“No matter what language we speak, we want a high-quality education for our kids just like any other parent,” Hernandez said. “A good education leads to better opportunities.”

Stopping summer slide

On National Summer Learning Day, Memphis takes stock of programs for kids

PHOTO: Helen Carefoot
Torrence Echols, a rising first-grader in Memphis, builds a tower with giant legos at the Benjamin L. Hooks Library on National Summer Learning Day.

When it comes to summer learning, it’s been a better year for Memphis, where a range of new programs have helped to stem learning loss that hits hard in communities with a high number of low-income students.

On Thursday, Mayor Jim Strickland celebrated that work in conjunction with National Summer Learning Day and against the backdrop of the children’s reading room of the city’s main library.

He estimated that 10,000 children and teens are being reached this summer through learning programs spearheaded through Shelby County Schools, Literacy Mid-South, Memphis Public Libraries, churches and nonprofit organizations across the community.

That’s a record-breaking number, Strickland says, in a city with a lot of students struggling to meet state and local reading targets.

Summer learning loss, also known as summer slide, is the tendency for students to lose some of the knowledge and skills they gained during the school year. It’s a large contributor to the achievement gap, since children from low-income families usually don’t get the same summer enrichment opportunities as their more affluent peers. Compounded year after year, the gap widens to the point that, by fifth grade, many students can be up to three years behind in math and reading.

But this summer for the first time, Shelby County Schools offered summer learning academies across the city for students most in need of intervention. And Memphis also received a slice of an $8.5 million state grant to provide summer literacy camps at nine Memphis schools through Tennessee’s Read to be Ready initiative.

Literacy Mid-South used Thursday’s event to encourage Memphians to “drop everything and read!”

The nonprofit, which is providing resources this summer through about 15 organizations in Greater Memphis, is challenging students to log 1,400 minutes of summertime reading, an amount that research shows can mitigate learning loss and even increase test scores.

Reading is a problem for many students in Memphis and across Tennessee. Less than a third of third-graders in Shelby County Schools read on grade level, and the district is working to boost that rate to 90 percent by 2025 under its Destination 2025 plan.

The city of Memphis, which does not fund local schools, has made Memphis Public Libraries the focal point of its education work. This summer, the library is offering programs on everything from STEM and robotics to art and test prep.

Parents are a critical component, helping their kids to take advantage of books, programs and services that counter the doldrums of summer learning.

Soon after the mayor left the Benjamin L. Hooks Library on Thursday, Tammy Echols arrived with her son, Torrence, a rising first-grader at Levi Elementary School. Echols said they visit regularly to read books and do computer and math games.

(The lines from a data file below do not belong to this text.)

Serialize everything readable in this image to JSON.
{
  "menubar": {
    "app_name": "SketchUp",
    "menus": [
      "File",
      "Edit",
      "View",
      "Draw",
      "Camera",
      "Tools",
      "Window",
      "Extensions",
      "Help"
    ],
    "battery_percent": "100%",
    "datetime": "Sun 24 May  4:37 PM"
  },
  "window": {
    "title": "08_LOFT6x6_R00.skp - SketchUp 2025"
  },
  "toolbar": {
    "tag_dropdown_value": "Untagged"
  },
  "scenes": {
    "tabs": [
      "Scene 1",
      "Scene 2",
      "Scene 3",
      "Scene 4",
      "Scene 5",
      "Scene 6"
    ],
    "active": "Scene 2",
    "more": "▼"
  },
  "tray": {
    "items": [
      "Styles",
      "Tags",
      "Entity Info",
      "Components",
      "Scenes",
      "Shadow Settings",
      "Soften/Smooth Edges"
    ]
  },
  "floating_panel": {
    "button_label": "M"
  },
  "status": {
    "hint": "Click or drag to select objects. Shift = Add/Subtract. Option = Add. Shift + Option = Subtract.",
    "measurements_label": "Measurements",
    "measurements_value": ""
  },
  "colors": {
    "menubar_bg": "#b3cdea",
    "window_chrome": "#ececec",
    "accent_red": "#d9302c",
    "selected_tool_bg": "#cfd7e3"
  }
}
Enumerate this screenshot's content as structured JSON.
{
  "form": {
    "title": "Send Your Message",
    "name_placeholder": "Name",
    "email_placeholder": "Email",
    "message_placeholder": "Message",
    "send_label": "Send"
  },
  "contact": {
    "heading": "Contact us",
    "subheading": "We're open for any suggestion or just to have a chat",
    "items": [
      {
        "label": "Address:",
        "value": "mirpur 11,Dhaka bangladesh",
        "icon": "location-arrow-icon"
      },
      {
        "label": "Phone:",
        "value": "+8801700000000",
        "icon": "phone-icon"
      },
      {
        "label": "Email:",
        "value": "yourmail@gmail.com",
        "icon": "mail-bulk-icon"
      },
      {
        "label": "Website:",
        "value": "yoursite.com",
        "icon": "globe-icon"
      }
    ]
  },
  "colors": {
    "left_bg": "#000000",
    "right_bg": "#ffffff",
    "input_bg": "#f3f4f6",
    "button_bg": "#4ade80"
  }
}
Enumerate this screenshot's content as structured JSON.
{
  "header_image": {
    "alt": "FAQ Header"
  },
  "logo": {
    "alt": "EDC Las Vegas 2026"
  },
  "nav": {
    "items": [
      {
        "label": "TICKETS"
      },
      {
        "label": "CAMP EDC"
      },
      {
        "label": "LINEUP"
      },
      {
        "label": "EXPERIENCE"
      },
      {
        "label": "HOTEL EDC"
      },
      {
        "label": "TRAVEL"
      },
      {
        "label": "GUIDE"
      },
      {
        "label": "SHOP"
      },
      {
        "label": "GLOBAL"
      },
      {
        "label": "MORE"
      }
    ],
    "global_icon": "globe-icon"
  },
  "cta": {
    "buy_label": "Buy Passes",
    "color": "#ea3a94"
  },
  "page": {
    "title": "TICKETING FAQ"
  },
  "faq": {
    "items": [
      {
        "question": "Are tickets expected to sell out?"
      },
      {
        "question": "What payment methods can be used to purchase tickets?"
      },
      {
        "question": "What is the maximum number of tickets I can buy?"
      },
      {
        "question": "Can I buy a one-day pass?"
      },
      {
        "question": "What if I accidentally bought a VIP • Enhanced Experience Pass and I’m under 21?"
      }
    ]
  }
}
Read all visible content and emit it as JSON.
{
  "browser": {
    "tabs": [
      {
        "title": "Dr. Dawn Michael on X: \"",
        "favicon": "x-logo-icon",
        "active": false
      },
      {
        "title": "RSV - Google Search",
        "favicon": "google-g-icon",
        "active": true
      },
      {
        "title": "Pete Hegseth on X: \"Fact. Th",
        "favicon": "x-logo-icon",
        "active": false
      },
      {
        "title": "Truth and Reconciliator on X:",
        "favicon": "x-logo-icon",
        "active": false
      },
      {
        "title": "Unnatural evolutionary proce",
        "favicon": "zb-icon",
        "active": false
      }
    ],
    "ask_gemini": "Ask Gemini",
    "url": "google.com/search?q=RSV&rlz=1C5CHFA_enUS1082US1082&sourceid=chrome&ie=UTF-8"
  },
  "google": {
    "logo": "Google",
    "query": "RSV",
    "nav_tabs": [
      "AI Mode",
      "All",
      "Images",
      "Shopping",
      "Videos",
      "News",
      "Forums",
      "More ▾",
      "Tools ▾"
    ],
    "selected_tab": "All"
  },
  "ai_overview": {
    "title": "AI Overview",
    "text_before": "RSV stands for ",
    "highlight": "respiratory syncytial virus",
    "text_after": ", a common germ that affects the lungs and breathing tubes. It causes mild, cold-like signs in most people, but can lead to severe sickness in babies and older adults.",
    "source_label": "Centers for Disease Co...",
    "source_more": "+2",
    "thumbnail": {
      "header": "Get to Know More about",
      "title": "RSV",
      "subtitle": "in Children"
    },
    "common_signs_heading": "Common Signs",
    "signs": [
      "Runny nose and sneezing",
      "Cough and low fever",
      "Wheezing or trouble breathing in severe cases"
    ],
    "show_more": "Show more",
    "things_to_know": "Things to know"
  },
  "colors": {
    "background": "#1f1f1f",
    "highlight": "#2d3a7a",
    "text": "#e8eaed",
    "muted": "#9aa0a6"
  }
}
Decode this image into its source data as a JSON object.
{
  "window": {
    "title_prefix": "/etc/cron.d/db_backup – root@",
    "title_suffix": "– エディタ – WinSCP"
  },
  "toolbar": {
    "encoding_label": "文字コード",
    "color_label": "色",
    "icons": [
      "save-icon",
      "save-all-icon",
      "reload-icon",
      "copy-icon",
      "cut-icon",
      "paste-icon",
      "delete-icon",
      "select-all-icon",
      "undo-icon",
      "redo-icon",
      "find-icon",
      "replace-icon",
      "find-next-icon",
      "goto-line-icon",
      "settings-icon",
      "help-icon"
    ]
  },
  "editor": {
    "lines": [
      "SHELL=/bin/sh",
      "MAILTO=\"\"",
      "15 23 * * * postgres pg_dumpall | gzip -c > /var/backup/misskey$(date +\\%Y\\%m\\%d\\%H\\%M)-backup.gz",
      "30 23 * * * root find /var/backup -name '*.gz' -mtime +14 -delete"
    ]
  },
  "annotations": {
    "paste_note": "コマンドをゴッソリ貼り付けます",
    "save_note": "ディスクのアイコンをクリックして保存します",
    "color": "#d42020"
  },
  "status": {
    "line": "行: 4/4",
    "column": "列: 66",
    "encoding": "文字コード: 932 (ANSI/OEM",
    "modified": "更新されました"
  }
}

“We always do a lot of reading and we’re working on learning sight words,” Echols said as she watched her son build a tower out of giant Lego blocks. “Torrence is a learning child and it’s easy to forget what you just learned if you’re not constantly reinforcing.”

You can find summer learning resources for families from the National Summer Learning Association.